As Soham tries to come to terms with the double murder, Joe Clancy reports on preparations for a new term in the town
TEACHERS who are victims of malicious allegations of abuse will find it more difficult to get jobs following the Soham murder inquiry, a union leader has warned.
David Hart, general secretary of the National Association of Head Teachers, said the killings will increase the pressure on heads to fully probe the background of all staff they hire.
This will mean collecting "soft information" which may include details of allegations that have been rejected, in addition to "hard information" about convictions and those placed on registers.
Last year the National Association of Schoolmasters Union of Women Teachers instructed solicitors on behalf of 94 members who were victims of malicious or exaggerated allegations of child abuse.

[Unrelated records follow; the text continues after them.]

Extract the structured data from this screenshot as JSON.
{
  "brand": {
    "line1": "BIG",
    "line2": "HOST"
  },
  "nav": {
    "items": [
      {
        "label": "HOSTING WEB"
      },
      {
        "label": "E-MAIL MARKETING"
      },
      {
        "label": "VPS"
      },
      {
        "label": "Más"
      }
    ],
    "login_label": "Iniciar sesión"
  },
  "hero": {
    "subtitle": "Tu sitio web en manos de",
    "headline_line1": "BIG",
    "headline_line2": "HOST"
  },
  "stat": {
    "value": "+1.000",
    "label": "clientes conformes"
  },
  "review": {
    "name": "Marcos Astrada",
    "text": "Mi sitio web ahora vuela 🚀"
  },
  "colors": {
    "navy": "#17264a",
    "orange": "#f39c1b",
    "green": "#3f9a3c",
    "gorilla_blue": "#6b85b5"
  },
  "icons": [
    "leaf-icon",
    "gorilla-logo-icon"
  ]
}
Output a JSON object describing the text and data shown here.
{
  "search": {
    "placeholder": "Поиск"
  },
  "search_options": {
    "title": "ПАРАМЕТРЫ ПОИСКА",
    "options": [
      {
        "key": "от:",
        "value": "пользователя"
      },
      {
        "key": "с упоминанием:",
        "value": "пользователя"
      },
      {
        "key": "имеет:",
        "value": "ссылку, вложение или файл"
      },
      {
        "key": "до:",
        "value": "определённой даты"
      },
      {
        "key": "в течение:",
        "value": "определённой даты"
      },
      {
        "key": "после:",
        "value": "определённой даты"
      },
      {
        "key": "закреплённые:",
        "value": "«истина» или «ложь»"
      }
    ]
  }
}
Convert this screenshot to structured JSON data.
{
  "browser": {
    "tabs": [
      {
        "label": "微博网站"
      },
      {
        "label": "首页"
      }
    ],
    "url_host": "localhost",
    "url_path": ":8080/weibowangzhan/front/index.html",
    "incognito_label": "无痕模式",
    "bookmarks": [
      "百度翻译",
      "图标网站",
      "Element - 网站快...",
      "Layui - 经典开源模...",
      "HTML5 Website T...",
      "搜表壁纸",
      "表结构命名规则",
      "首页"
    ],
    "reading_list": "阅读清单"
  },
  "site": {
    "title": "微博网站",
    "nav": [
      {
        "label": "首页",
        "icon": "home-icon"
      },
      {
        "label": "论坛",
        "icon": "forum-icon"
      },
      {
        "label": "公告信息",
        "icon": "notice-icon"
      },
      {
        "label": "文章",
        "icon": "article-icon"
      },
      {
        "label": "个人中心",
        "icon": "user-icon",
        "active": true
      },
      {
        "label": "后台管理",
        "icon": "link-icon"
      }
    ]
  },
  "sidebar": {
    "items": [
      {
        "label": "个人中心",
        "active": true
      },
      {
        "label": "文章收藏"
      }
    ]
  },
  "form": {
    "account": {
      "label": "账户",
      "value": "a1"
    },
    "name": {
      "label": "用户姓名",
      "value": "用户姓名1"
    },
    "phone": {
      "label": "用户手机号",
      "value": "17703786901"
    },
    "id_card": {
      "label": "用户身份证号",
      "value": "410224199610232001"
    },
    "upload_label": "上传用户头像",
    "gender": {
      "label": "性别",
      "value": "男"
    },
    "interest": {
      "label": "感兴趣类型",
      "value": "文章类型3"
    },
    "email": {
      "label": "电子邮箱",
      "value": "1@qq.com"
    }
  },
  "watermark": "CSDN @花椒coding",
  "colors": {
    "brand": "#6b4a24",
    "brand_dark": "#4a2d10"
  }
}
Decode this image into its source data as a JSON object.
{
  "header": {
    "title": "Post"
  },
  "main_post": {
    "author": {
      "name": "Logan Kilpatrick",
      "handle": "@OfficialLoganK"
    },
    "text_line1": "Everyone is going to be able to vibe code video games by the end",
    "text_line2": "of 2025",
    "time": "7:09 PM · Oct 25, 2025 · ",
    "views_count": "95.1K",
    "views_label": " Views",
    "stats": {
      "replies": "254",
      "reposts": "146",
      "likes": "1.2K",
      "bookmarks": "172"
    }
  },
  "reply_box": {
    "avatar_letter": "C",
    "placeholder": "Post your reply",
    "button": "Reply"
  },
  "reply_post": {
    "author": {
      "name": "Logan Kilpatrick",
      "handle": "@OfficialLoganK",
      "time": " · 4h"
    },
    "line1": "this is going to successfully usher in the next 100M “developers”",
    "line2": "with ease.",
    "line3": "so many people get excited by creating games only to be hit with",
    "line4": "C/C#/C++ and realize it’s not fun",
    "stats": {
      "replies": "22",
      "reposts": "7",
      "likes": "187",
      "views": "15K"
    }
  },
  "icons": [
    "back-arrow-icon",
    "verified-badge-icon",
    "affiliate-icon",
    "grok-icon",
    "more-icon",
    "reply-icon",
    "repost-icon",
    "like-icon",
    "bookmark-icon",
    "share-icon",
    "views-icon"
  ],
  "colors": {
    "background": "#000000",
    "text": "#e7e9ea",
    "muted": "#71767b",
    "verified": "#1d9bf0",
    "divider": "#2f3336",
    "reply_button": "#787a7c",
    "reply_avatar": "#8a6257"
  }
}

Union records reveal that during the previous 10 years, nearly 1,000 members faced a police investigation into physical or sexual abuse. There were just 52 convictions.
Mr Hart said: "There will be an enormous demand from parents, governors and everybody else to ensure that no stone is left unturned and that people who have any suspicion hanging over them are not employed.
"There has to be a balance between the current system and the right of the individuals who have been cleared of allegations to have a fair crack of the whip when it comes to job opportunities."
The NAHT took one case to court of a member on the receiving end of soft information that made it difficult for him to get a job, which it lost.
The Government attempted to tighten up checks on people working with children by setting up a new Criminal Records Bureau, but it has been in chaos since it began in March. A huge backlog built up almost immediately and work is still being sent to a data-inputting company in Madras, India.
Teachers seeking clearance have to provide birth and marriage certificates, passports, details of addresses held over five years and, in some cases, bank statements.
But in May, the Government was forced to put the system of checks for temporary teachers on hold, following repeated complaints from recruitment agencies about delays.
A fast-track system has now been introduced allowing teachers to be employed once a check on the Department for Education and Skills List 99 has been done. The full check is carried out later.
Teaching assistants and caretakers fear they will face suspicion and hostility when they return to their schools next term.
One assistant posted this message on the TES website: "I am a little concerned about how parents may view me and my job when I go back to school. The Holly and Jessica case is horrific."